Beat The Heat This Pre-Season
Travelling abroad during preparations for an upcoming season has become routine for professional clubs, with Asia, the United States and Australia often popular choices due to commercial opportunities, new opposition, and, well, let’s face it, the weather. Blessed with soaring temperatures around the 30°C mark, and while we’re sure players enjoy topping up the base tan, such destination’s climate is a factor coaches have to negotiate when getting squads in shape.
Whether you plan to fly somewhere tropical or will be staying at home, make sure you beat the heat when it comes to your pre-season plans. To guarantee you’re in the best condition possible for a new campaign, we spoke to our resident sports scientist Chris Barnes about how to successfully manage training this summer.
Modify your training
Not only is it impossible to train at your usual intensity in blazing heat, but it’s also dangerous. Make sure you have acclimatised before doing anything too demanding, while shorter sessions with more rest periods in-between should be encouraged to allow time out of the sun and a chance to take on fluids.
“What we have to bare in mind is that the sport of football is not really a maximal sport,” Barnes says. “Ninety minutes of football does not absolutely empty your tank, but the heat does apply additional stress. It makes an awful lot of sense in the run up to games, that if you’re playing in the heat or in hot countries, it makes a lot of sense to keep training sessions relatively short and more regular than usual fluid breaks.
“It’s amazing the amount of weight you lose in these sorts of games. If you take that approach, you should still be able to produce close to Premier League workloads in games.”
The heat can be pretty unforgiving when it comes to poorly-fuelled bodies, so you’ll need to keep an eye on what your drinking. Dehydration not only negatively impacts your performance but it’s also a health risk, so increase the amount of fluid you’re drinking during your preparation, performance and recovery as you’ll be losing plenty while exercising in high temperatures. Avoid carbonated drinks, coffee and alcohol, instead opt for water or sports drinks with approximately six per cent carbohydrates.
“Most Premier League clubs I’ve been with during pre-season will go on a trip to somewhere a little bit warmer than the UK,” begins Barnes. “We would always weigh players before and after football matches and I’ve seen players lose up to four kilograms in a game which is five per cent plus of body mass – that’s huge. That’s even with them taking on board fluids at half-time and sometimes during the halves. It’s a serious issue.
“There’s a lot of research out there that will tell you a two per cent loss in body weight will lead to a decrease in performance. Your vision, decision making and ability to execute the fine skills that are required in football will be affected.

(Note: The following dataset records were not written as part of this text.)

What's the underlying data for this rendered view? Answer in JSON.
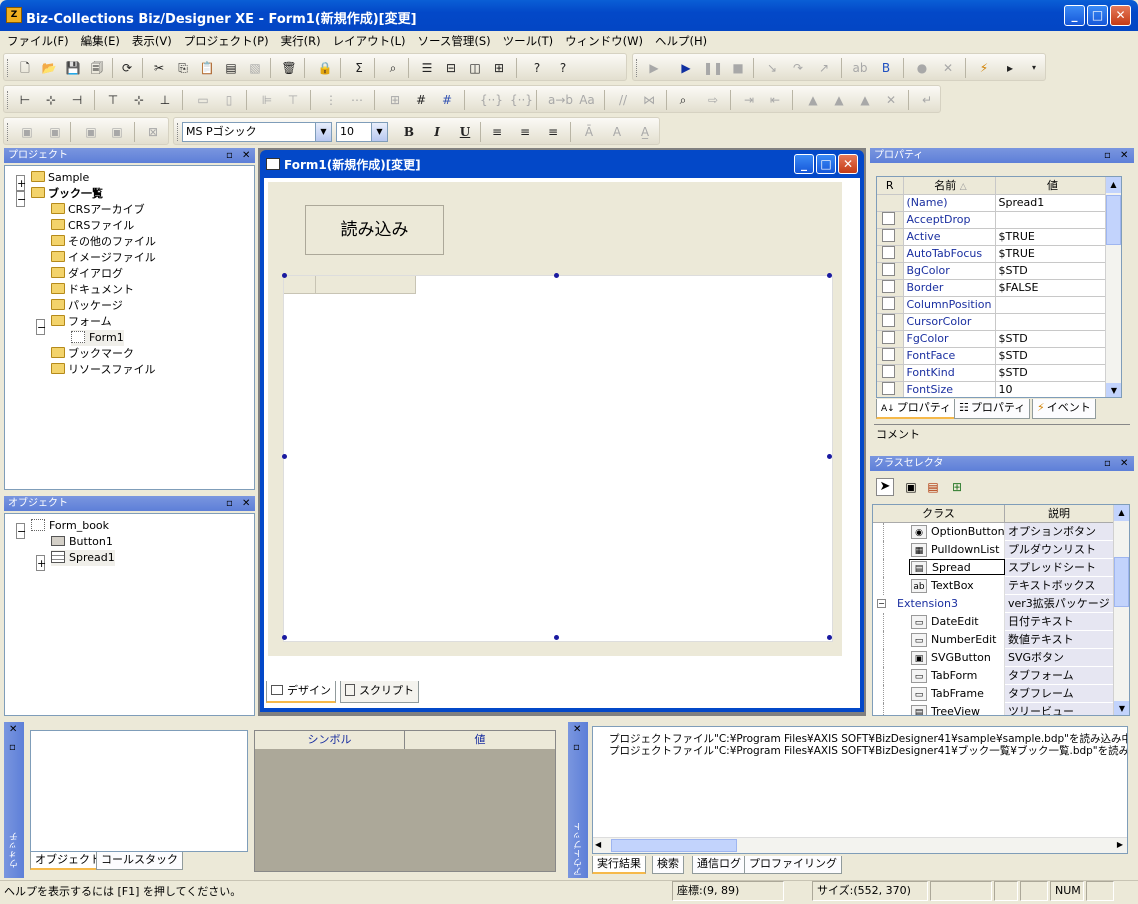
{
  "app": {
    "title": "Biz-Collections Biz/Designer XE - Form1(新規作成)[変更]"
  },
  "menu": [
    "ファイル(F)",
    "編集(E)",
    "表示(V)",
    "プロジェクト(P)",
    "実行(R)",
    "レイアウト(L)",
    "ソース管理(S)",
    "ツール(T)",
    "ウィンドウ(W)",
    "ヘルプ(H)"
  ],
  "toolbar": {
    "font_name": "MS Pゴシック",
    "font_size": "10",
    "bold": "B",
    "italic": "I",
    "underline": "U"
  },
  "project": {
    "header": "プロジェクト",
    "items": [
      "Sample",
      "ブック一覧",
      "CRSアーカイブ",
      "CRSファイル",
      "その他のファイル",
      "イメージファイル",
      "ダイアログ",
      "ドキュメント",
      "パッケージ",
      "フォーム",
      "Form1",
      "ブックマーク",
      "リソースファイル"
    ]
  },
  "object": {
    "header": "オブジェクト",
    "items": [
      "Form_book",
      "Button1",
      "Spread1"
    ]
  },
  "form": {
    "title": "Form1(新規作成)[変更]",
    "button_label": "読み込み",
    "tab_design": "デザイン",
    "tab_script": "スクリプト"
  },
  "props": {
    "header": "プロパティ",
    "col_r": "R",
    "col_name": "名前",
    "col_value": "値",
    "rows": [
      {
        "name": "(Name)",
        "value": "Spread1"
      },
      {
        "name": "AcceptDrop",
        "value": ""
      },
      {
        "name": "Active",
        "value": "$TRUE"
      },
      {
        "name": "AutoTabFocus",
        "value": "$TRUE"
      },
      {
        "name": "BgColor",
        "value": "$STD"
      },
      {
        "name": "Border",
        "value": "$FALSE"
      },
      {
        "name": "ColumnPosition",
        "value": ""
      },
      {
        "name": "CursorColor",
        "value": ""
      },
      {
        "name": "FgColor",
        "value": "$STD"
      },
      {
        "name": "FontFace",
        "value": "$STD"
      },
      {
        "name": "FontKind",
        "value": "$STD"
      },
      {
        "name": "FontSize",
        "value": "10"
      }
    ],
    "tabs": [
      "プロパティ",
      "プロパティ",
      "イベント"
    ],
    "comment": "コメント"
  },
  "classsel": {
    "header": "クラスセレクタ",
    "col_class": "クラス",
    "col_desc": "説明",
    "rows": [
      {
        "cls": "OptionButton",
        "desc": "オプションボタン"
      },
      {
        "cls": "PulldownList",
        "desc": "プルダウンリスト"
      },
      {
        "cls": "Spread",
        "desc": "スプレッドシート"
      },
      {
        "cls": "TextBox",
        "desc": "テキストボックス"
      },
      {
        "cls": "Extension3",
        "desc": "ver3拡張パッケージ"
      },
      {
        "cls": "DateEdit",
        "desc": "日付テキスト"
      },
      {
        "cls": "NumberEdit",
        "desc": "数値テキスト"
      },
      {
        "cls": "SVGButton",
        "desc": "SVGボタン"
      },
      {
        "cls": "TabForm",
        "desc": "タブフォーム"
      },
      {
        "cls": "TabFrame",
        "desc": "タブフレーム"
      },
      {
        "cls": "TreeView",
        "desc": "ツリービュー"
      }
    ]
  },
  "watch": {
    "side": "ウォッチ",
    "tab_obj": "オブジェクト",
    "tab_call": "コールスタック",
    "col_symbol": "シンボル",
    "col_value": "値"
  },
  "output": {
    "side": "アウトプット",
    "lines": [
      "プロジェクトファイル\"C:¥Program Files¥AXIS SOFT¥BizDesigner41¥sample¥sample.bdp\"を読み込み中...完",
      "プロジェクトファイル\"C:¥Program Files¥AXIS SOFT¥BizDesigner41¥ブック一覧¥ブック一覧.bdp\"を読み込み中"
    ],
    "tabs": [
      "実行結果",
      "検索",
      "通信ログ",
      "プロファイリング"
    ]
  },
  "status": {
    "help": "ヘルプを表示するには [F1] を押してください。",
    "coords": "座標:(9, 89)",
    "size": "サイズ:(552, 370)",
    "num": "NUM"
  }
}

“During the game the major concern is fluid loss so I would recommend a fluid that contains electrolytes, so with sodium and potassium, and then post-match, continue with that fluid and also take on board energy related drinks – something that is five to seven per cent carbohydrate.”
Prepare for tomorrow
After a tough workout in the sun, it’s a good idea to go easy on the static stretching and instead rest up. It may sound mad to neglect what’s a tried and tested post-match routine, but replacing that with a relaxing muscular loosening the following day can decrease the chance of picking up an injury.
“It’s important to rest after training in the sun, but you also have to accept that it’s training,” explains the sports scientist. “Your recovery protocols are just as important. You will see, for recovery purposes but also for the purposes of re-setting the thermal clock in the body, people going to cool or cold baths. A lot of these clubs on foreign training grounds will have baths and ice coolers beside the pitch.
“Normally at the end of a session a member of the coaching team will take the team for a series of static stretching exercises and they will be holding these stretches for a long period of time. That’s because the body’s natural reaction to exercise is a protective one, so the muscles contract. What you’re doing then is encouraging these muscles to return back to their original lengths.
“There’s a long-term protective effect in there and taking on board that kind of exercise. If you’re in the heat make sure you get out of the heat, do it somewhere in the shade. If you’re going into a swimming pool, do it in the swimming pool.”
There are few things better than playing football in the sun, but there’s also health benefits that go with it. Among them includes an increase to your blood volume, meaning you can train for longer at higher intensities. However, you’ll need to build on this slowly as doing too much can cause injury while it’s also worth noting that the effects will wear off after seven to 10 days.
“There’s all sorts of activation that you could be faced with. If you went to somewhere like Peru you would also have altitude to acclimatise to, but heat is exactly the same” says Barnes. “It’s quite simple really: start with a relatively short session and then gradually increase the duration of the session. The first session, if you do go from normal UK temperatures to something say like Dubai in the summer, the first session will not very pleasant at all but the body will acclimatise within two or three days.”